By SYDNEY J. FREEDBERG JR. on September 10, 2020 at 5:11 PM
WASHINGTON: Army experiments have shortened the kill chain remarkably – from the time a satellite or drone detects a target to the time an artillery unit opens fire – to “less than 20 seconds,” the head of Army futures Command said this afternoon.
When you’re fighting an enemy like Iraq, “it was probably okay to take tens of minutes between identifying a target and actually putting round on that target,” Gen. Mike Murray told a Center for a New America Security webcast. But in a future fight against “our near-peer threats, both Russia and China… it’s not going to be tens of minutes.”
The Army’s Project Convergence wargames at Yuma Proving Ground will test a kill chain this fall combining Army and non-Army assets, Murray said:
- Sensors: : Targeting data will come from satellites in Low Earth Orbit – “not Army-owned, [but] joint and really interagency,” Murray said – as well as Army Grey Eagle drones and sensors on the ground.

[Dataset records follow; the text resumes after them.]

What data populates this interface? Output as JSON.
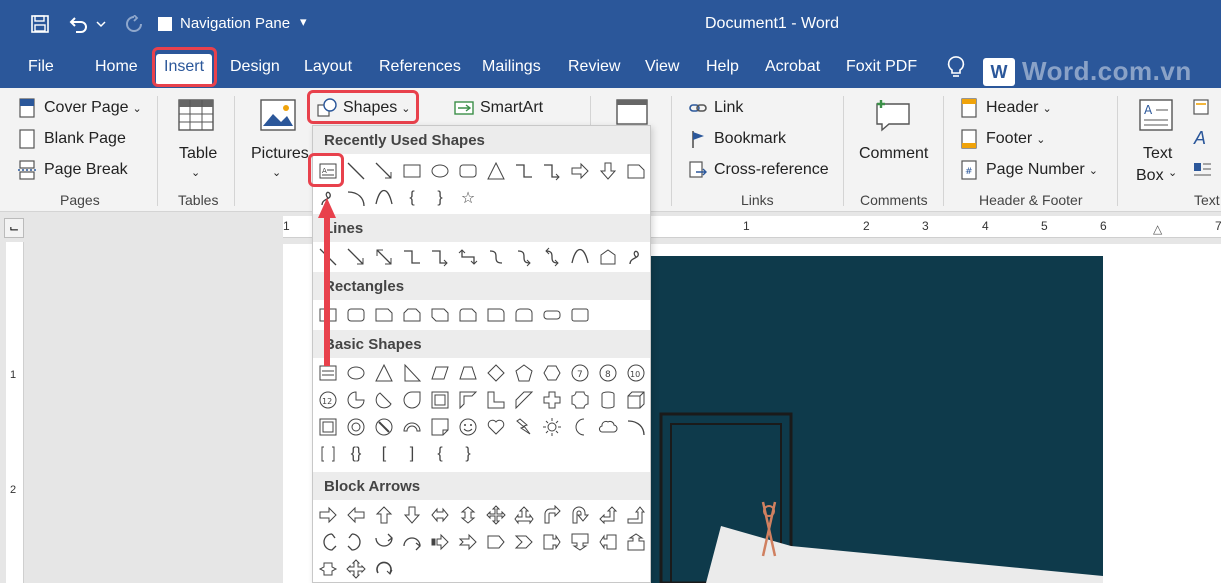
{
  "titlebar": {
    "qat_label": "Navigation Pane",
    "doc_title": "Document1  -  Word"
  },
  "tabs": [
    "File",
    "Home",
    "Insert",
    "Design",
    "Layout",
    "References",
    "Mailings",
    "Review",
    "View",
    "Help",
    "Acrobat",
    "Foxit PDF"
  ],
  "active_tab": "Insert",
  "watermark": "Word.com.vn",
  "ribbon": {
    "pages": {
      "cover_page": "Cover Page",
      "blank_page": "Blank Page",
      "page_break": "Page Break",
      "label": "Pages"
    },
    "tables": {
      "table": "Table",
      "label": "Tables"
    },
    "illustrations": {
      "pictures": "Pictures",
      "shapes": "Shapes",
      "smartart": "SmartArt"
    },
    "links": {
      "link": "Link",
      "bookmark": "Bookmark",
      "cross_reference": "Cross-reference",
      "label": "Links"
    },
    "comments": {
      "comment": "Comment",
      "label": "Comments"
    },
    "header_footer": {
      "header": "Header",
      "footer": "Footer",
      "page_number": "Page Number",
      "label": "Header & Footer"
    },
    "text": {
      "text_box_1": "Text",
      "text_box_2": "Box",
      "label": "Text"
    }
  },
  "ruler": {
    "numbers": [
      "1",
      "1",
      "2",
      "3",
      "4",
      "5",
      "6",
      "7"
    ],
    "v_numbers": [
      "1",
      "2"
    ]
  },
  "shapes_menu": {
    "sections": [
      "Recently Used Shapes",
      "Lines",
      "Rectangles",
      "Basic Shapes",
      "Block Arrows"
    ]
  },
  "colors": {
    "accent": "#2b579a",
    "highlight": "#e8414c"
  }
}
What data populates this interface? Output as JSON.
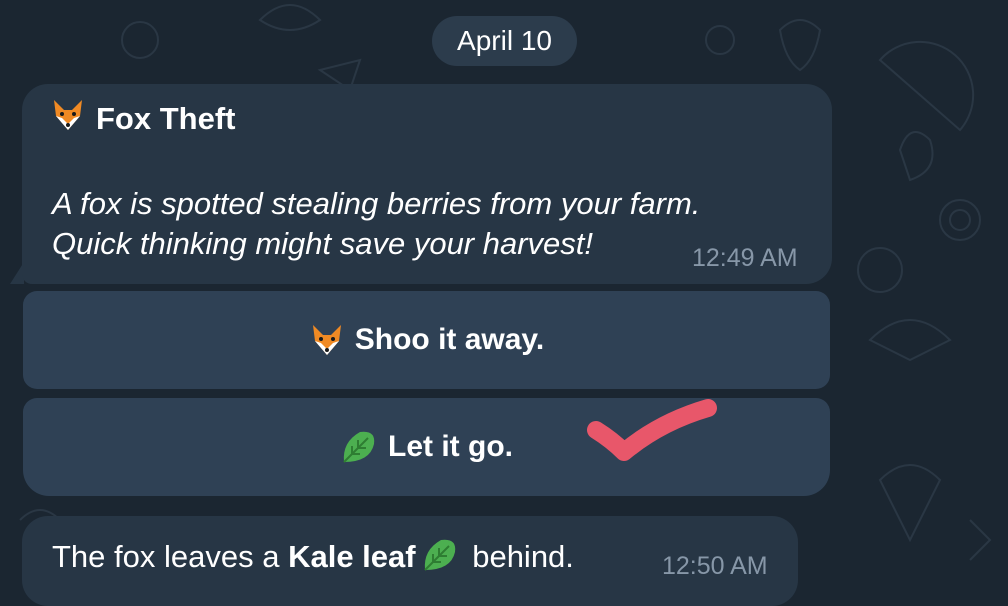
{
  "date_label": "April 10",
  "event": {
    "icon": "fox-face-icon",
    "title": "Fox Theft",
    "body_line1": "A fox is spotted stealing berries from your farm.",
    "body_line2": "Quick thinking might save your harvest!",
    "time": "12:49 AM"
  },
  "buttons": [
    {
      "icon": "fox-face-icon",
      "label": "Shoo it away."
    },
    {
      "icon": "leafy-green-icon",
      "label": "Let it go."
    }
  ],
  "result": {
    "text_before": "The fox leaves a ",
    "bold_text": "Kale leaf",
    "icon": "leafy-green-icon",
    "text_after": " behind.",
    "time": "12:50 AM"
  },
  "colors": {
    "background": "#1b2631",
    "bubble": "#273645",
    "button": "#2f4155",
    "date_pill": "#2c3c4c",
    "timestamp": "#8797a8",
    "check_mark": "#e8576a"
  }
}
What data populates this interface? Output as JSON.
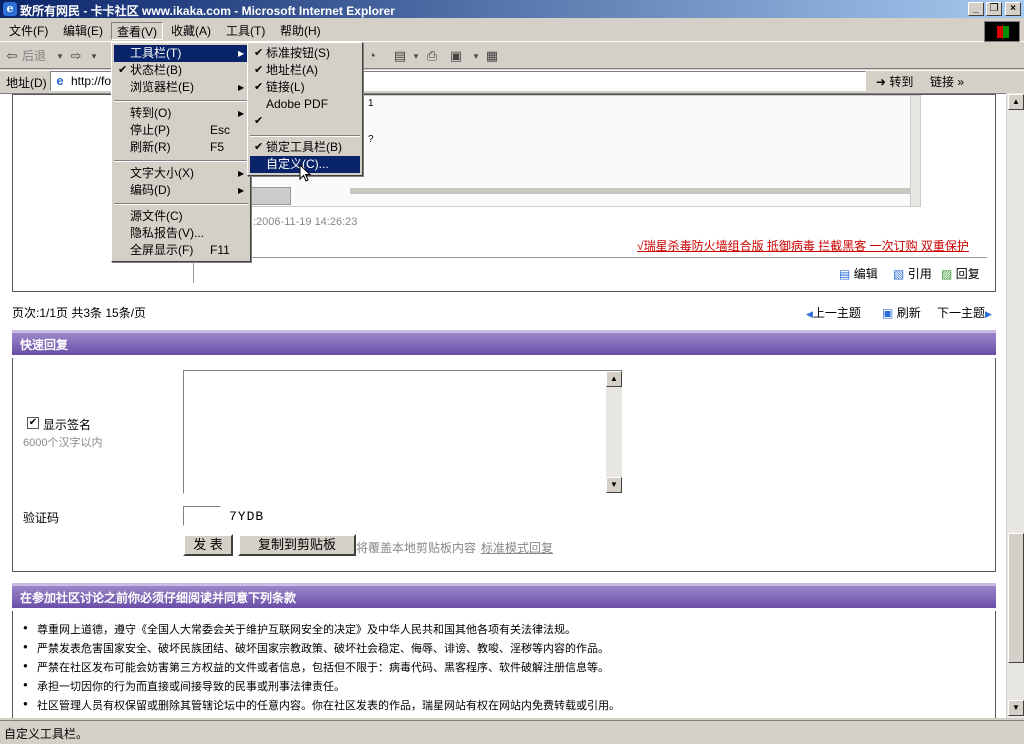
{
  "window": {
    "title": "致所有网民 - 卡卡社区 www.ikaka.com - Microsoft Internet Explorer",
    "controls": [
      "_",
      "❐",
      "×"
    ]
  },
  "menubar": [
    {
      "label": "文件(F)"
    },
    {
      "label": "编辑(E)"
    },
    {
      "label": "查看(V)"
    },
    {
      "label": "收藏(A)"
    },
    {
      "label": "工具(T)"
    },
    {
      "label": "帮助(H)"
    }
  ],
  "toolbar": {
    "back_label": "后退"
  },
  "address": {
    "label": "地址(D)",
    "url": "http://fo",
    "go_label": "转到",
    "links_label": "链接"
  },
  "view_menu": {
    "items": [
      {
        "label": "工具栏(T)",
        "arrow": "▶"
      },
      {
        "label": "状态栏(B)",
        "check": "✔"
      },
      {
        "label": "浏览器栏(E)",
        "arrow": "▶"
      },
      {
        "label": "转到(O)",
        "arrow": "▶"
      },
      {
        "label": "停止(P)",
        "accel": "Esc"
      },
      {
        "label": "刷新(R)",
        "accel": "F5"
      },
      {
        "label": "文字大小(X)",
        "arrow": "▶"
      },
      {
        "label": "编码(D)",
        "arrow": "▶"
      },
      {
        "label": "源文件(C)"
      },
      {
        "label": "隐私报告(V)..."
      },
      {
        "label": "全屏显示(F)",
        "accel": "F11"
      }
    ]
  },
  "toolbar_submenu": {
    "items": [
      {
        "label": "标准按钮(S)",
        "check": "✔"
      },
      {
        "label": "地址栏(A)",
        "check": "✔"
      },
      {
        "label": "链接(L)",
        "check": "✔"
      },
      {
        "label": "Adobe PDF",
        "check": ""
      },
      {
        "label": "",
        "check": "✔"
      },
      {
        "label": "锁定工具栏(B)",
        "check": "✔"
      },
      {
        "label": "自定义(C)..."
      }
    ]
  },
  "post": {
    "timestamp": ":2006-11-19 14:26:23",
    "ad_link": "√瑞星杀毒防火墙组合版 抵御病毒 拦截黑客 一次订购 双重保护",
    "actions": [
      "编辑",
      "引用",
      "回复"
    ],
    "embedded_fragments": [
      "1",
      "?"
    ]
  },
  "pagination": {
    "info": "页次:1/1页 共3条 15条/页",
    "prev": "上一主题",
    "refresh": "刷新",
    "next": "下一主题"
  },
  "quick_reply": {
    "title": "快速回复",
    "show_signature": "显示签名",
    "limit_note": "6000个汉字以内",
    "captcha_label": "验证码",
    "captcha_code": "7YDB",
    "submit": "发 表",
    "copy_button": "复制到剪贴板",
    "copy_note": "将覆盖本地剪贴板内容",
    "standard_mode": "标准模式回复"
  },
  "rules": {
    "title": "在参加社区讨论之前你必须仔细阅读并同意下列条款",
    "items": [
      "尊重网上道德，遵守《全国人大常委会关于维护互联网安全的决定》及中华人民共和国其他各项有关法律法规。",
      "严禁发表危害国家安全、破坏民族团结、破坏国家宗教政策、破坏社会稳定、侮辱、诽谤、教唆、淫秽等内容的作品。",
      "严禁在社区发布可能会妨害第三方权益的文件或者信息，包括但不限于：病毒代码、黑客程序、软件破解注册信息等。",
      "承担一切因你的行为而直接或间接导致的民事或刑事法律责任。",
      "社区管理人员有权保留或删除其管辖论坛中的任意内容。你在社区发表的作品，瑞星网站有权在网站内免费转载或引用。"
    ]
  },
  "status": {
    "text": "自定义工具栏。"
  },
  "colors": {
    "title_bar": "#0a246a",
    "menu_highlight": "#0a246a",
    "section_header": "#6a4ea8",
    "ad_link": "#cc0000"
  }
}
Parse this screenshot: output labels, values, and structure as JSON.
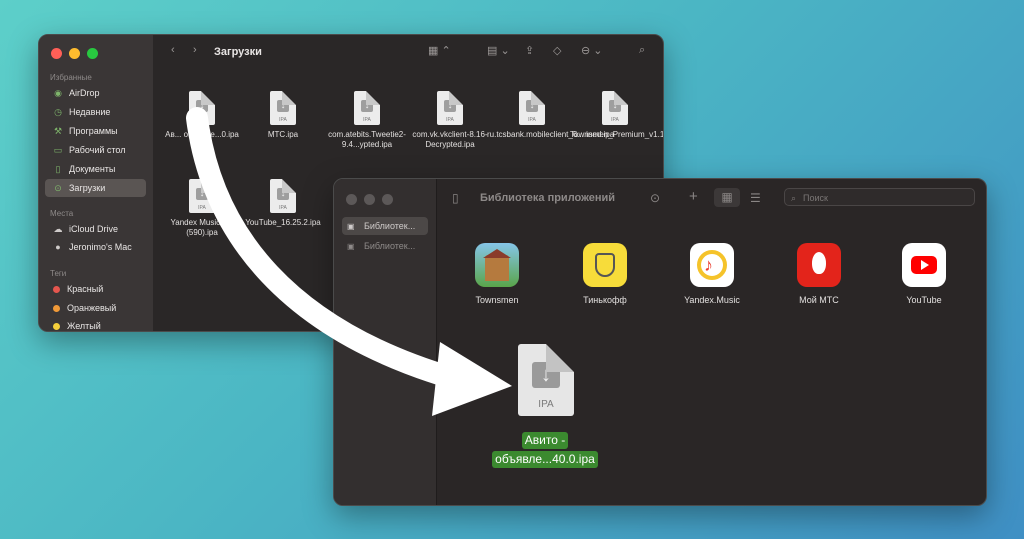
{
  "finder": {
    "title": "Загрузки",
    "sidebar": {
      "favorites_header": "Избранные",
      "favorites": [
        {
          "label": "AirDrop",
          "icon": "airdrop-icon"
        },
        {
          "label": "Недавние",
          "icon": "clock-icon"
        },
        {
          "label": "Программы",
          "icon": "applications-icon"
        },
        {
          "label": "Рабочий стол",
          "icon": "desktop-icon"
        },
        {
          "label": "Документы",
          "icon": "document-icon"
        },
        {
          "label": "Загрузки",
          "icon": "download-icon",
          "selected": true
        }
      ],
      "places_header": "Места",
      "places": [
        {
          "label": "iCloud Drive",
          "icon": "cloud-icon"
        },
        {
          "label": "Jeronimo's Mac",
          "icon": "apple-icon"
        }
      ],
      "tags_header": "Теги",
      "tags": [
        {
          "label": "Красный",
          "color": "#e5564e"
        },
        {
          "label": "Оранжевый",
          "color": "#f19a38"
        },
        {
          "label": "Желтый",
          "color": "#f5cf3b"
        }
      ]
    },
    "files": [
      {
        "name": "Ав... объявле...0.ipa"
      },
      {
        "name": "МТС.ipa"
      },
      {
        "name": "com.atebits.Tweetie2-9.4...ypted.ipa"
      },
      {
        "name": "com.vk.vkclient-8.16-Decrypted.ipa"
      },
      {
        "name": "ru.tcsbank.mobileclient_6....ined.ipa"
      },
      {
        "name": "Townsmen_Premium_v1.1...p.ru_.ipa"
      },
      {
        "name": "Yandex Music.r....(590).ipa"
      },
      {
        "name": "YouTube_16.25.2.ipa"
      }
    ],
    "file_icon_label": "IPA"
  },
  "library": {
    "title": "Библиотека приложений",
    "search_placeholder": "Поиск",
    "sidebar": [
      {
        "label": "Библиотек...",
        "selected": true
      },
      {
        "label": "Библиотек..."
      }
    ],
    "apps": [
      {
        "name": "Townsmen",
        "icon": "townsmen-icon"
      },
      {
        "name": "Тинькофф",
        "icon": "tinkoff-icon"
      },
      {
        "name": "Yandex.Music",
        "icon": "yandex-music-icon"
      },
      {
        "name": "Мой МТС",
        "icon": "mts-icon"
      },
      {
        "name": "YouTube",
        "icon": "youtube-icon"
      }
    ],
    "dragged_file": {
      "icon_label": "IPA",
      "line1": "Авито -",
      "line2": "объявле...40.0.ipa"
    }
  },
  "colors": {
    "traffic_red": "#ff5f57",
    "traffic_yellow": "#febc2e",
    "traffic_green": "#28c840",
    "selection_green": "#3b8a2f"
  }
}
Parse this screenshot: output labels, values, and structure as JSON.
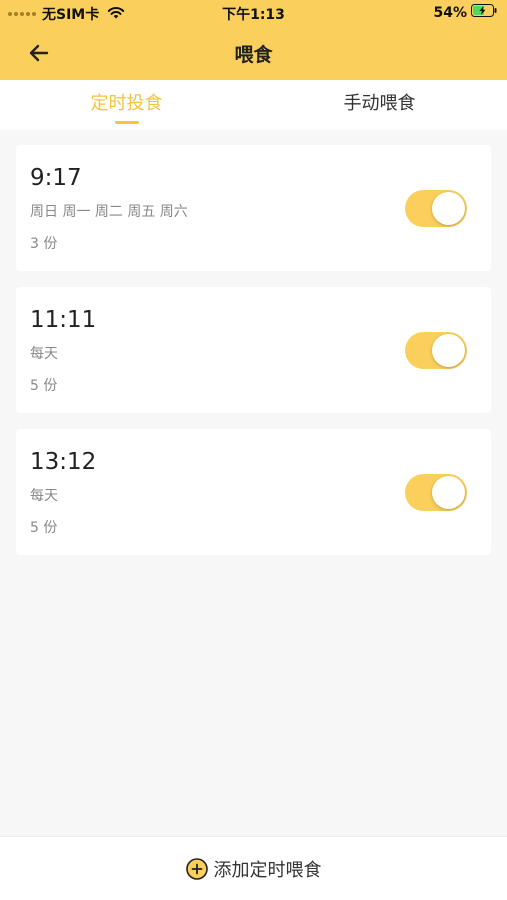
{
  "status_bar": {
    "carrier": "无SIM卡",
    "time": "下午1:13",
    "battery": "54%"
  },
  "nav": {
    "title": "喂食",
    "back_icon": "arrow-left-icon"
  },
  "tabs": [
    {
      "label": "定时投食",
      "active": true
    },
    {
      "label": "手动喂食",
      "active": false
    }
  ],
  "schedules": [
    {
      "time": "9:17",
      "repeat": "周日 周一 周二 周五 周六",
      "portion": "3 份",
      "enabled": true
    },
    {
      "time": "11:11",
      "repeat": "每天",
      "portion": "5 份",
      "enabled": true
    },
    {
      "time": "13:12",
      "repeat": "每天",
      "portion": "5 份",
      "enabled": true
    }
  ],
  "bottom": {
    "add_label": "添加定时喂食",
    "add_icon": "plus-circle-icon"
  },
  "colors": {
    "accent": "#fbcf5b",
    "active_tab": "#f5c342"
  }
}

- Command & Control: That data will flow into a C2 hub at Joint Base Lewis-McChord in Washington, where it’ll be processed and analyzed by what Murray called “a developmental program” – almost certainly some form of artificial intelligence able to sort through information far faster than human staff officers. (McChord is also home to the Army’s first-ever Intelligence, Information, Electronic Warfare, & Space (I2CEWS) battalion, whose raison d’être is long-range targeting for both physical and cyber weapons, though Murray didn’t say whether or not they were involved). The C2 node then calculates the best weapon to destroy that specific target.
- Shooters: “We’ll put rounds on target from either a [M109] self-propelled howitzer, or from a Grey Eagle, or from a ground platform,” he said.
From beginning to end, satellite to shots fired, Murray said, “right now, we have some success doing that in less than 20 seconds.”
‘Very Immature Technologies’
As head of Army Futures Command, Murray oversees development of 34 high-priority systems programs across six broad portfolios: long-range precision artillery, high-speed aircraft, armored vehicles, the tactical network, air & missile defense, and soldier gear. Project Convergence stems from the Army’s realization last year that, since all of these weapons need to work together on the future battlefield – and preferably as much more than the sum of their individual parts – Futures Command needed to start testing how they’d work together as early as possible in their development.
“We have… almost no programs of record at Yuma,” Murray said. “These are very immature technologies that we’re piecing together to understand potential, to understand what soldiers can do and really what commander can make out of these tools.”
It’s a tremendous work in progress. “Part of the magic out at Yuma is there are people recoding software every night to fix problems — and I see that on a future battlefield,” Murray said. “Brigade commanders and division commanders – if we [still] have brigades and divisions — are going to have kids in their command posts that are able to re-code software to solve problems they came up with that day.”
As the director of the Joint AI Center told me in a recent interview, software can adapt to new threats and opportunities vastly faster than you can upgrade your physical weapons. So in this software-driven way of war, constantly changing your code isn’t a bug – it’s a feature.
It’s not just the Army that needs to connect this way, either. All the services are striving to link together in a single Joint All-Domain Command & Control (JADC2) meta-network, an idea of increasing interest to US allies as well.
While the inaugural Project Convergence this fall will be largely Army, with the significant exception of the LEO satellites, observers from the Air Force and Great Britain will be present. Project Convergence 2021 will be “very much focused on bringing the joint force in,” Murray said, and 2022 will bring in foreign partners. “The UK is signed to participate in ’22 and they will be there this year [observing],” he said. “The Australians are talking about participating in ’22.”
But the new network will never be omniscient and omnipresent, Murray warned, not just because of real-life technical limitations but because enemy jamming and hacking will actively attack its communications links.
“JADC2 [has] been described variously as all sensors, all shooters, all C2 nodes,” the general said. “I think it’s a little more narrow than that, because we’re going to be in a contested environment, restricted bandwidth. We just won’t have wide open pipes to push data through.”